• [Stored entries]
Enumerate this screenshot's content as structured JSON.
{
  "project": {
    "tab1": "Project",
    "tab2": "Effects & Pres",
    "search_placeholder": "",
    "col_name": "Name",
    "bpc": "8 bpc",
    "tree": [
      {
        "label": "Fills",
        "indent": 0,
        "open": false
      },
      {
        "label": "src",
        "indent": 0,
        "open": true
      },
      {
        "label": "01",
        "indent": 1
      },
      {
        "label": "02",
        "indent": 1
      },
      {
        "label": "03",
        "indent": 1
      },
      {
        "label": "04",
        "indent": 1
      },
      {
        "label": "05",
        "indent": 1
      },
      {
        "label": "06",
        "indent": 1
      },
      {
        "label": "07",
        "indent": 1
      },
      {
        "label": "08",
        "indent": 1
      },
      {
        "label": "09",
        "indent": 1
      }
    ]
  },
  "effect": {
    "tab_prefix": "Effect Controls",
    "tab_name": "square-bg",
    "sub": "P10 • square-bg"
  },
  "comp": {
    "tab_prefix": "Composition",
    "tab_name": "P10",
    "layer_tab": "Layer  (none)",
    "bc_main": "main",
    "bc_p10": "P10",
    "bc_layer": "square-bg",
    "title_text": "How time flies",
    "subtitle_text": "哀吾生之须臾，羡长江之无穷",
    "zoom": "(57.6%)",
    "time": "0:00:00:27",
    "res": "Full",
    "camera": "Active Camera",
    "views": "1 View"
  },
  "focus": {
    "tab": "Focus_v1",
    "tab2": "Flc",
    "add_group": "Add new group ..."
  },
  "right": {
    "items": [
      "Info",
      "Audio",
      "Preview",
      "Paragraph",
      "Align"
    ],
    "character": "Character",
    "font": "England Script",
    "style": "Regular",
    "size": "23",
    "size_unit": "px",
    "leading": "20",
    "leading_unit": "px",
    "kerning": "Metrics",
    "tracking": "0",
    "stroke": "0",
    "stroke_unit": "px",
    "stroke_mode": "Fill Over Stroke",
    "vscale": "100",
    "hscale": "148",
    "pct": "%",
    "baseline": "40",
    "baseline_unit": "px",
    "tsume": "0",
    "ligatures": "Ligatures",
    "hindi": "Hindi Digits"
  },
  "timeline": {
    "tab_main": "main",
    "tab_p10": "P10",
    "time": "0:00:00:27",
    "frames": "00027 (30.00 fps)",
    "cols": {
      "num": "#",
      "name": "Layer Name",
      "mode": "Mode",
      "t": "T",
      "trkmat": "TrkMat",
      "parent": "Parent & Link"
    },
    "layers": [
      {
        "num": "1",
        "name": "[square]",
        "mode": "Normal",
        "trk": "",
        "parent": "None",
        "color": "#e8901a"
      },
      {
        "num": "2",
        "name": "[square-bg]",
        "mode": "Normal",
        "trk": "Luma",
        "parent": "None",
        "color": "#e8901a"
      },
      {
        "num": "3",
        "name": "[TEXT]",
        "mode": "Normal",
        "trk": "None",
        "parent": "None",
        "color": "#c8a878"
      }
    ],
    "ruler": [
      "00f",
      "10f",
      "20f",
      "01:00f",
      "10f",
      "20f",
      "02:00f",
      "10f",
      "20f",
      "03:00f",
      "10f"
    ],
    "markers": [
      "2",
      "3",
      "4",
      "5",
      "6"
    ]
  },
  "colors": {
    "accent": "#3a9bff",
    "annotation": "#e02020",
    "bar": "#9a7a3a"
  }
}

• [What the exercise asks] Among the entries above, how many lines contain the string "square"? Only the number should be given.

• [Task solution] 5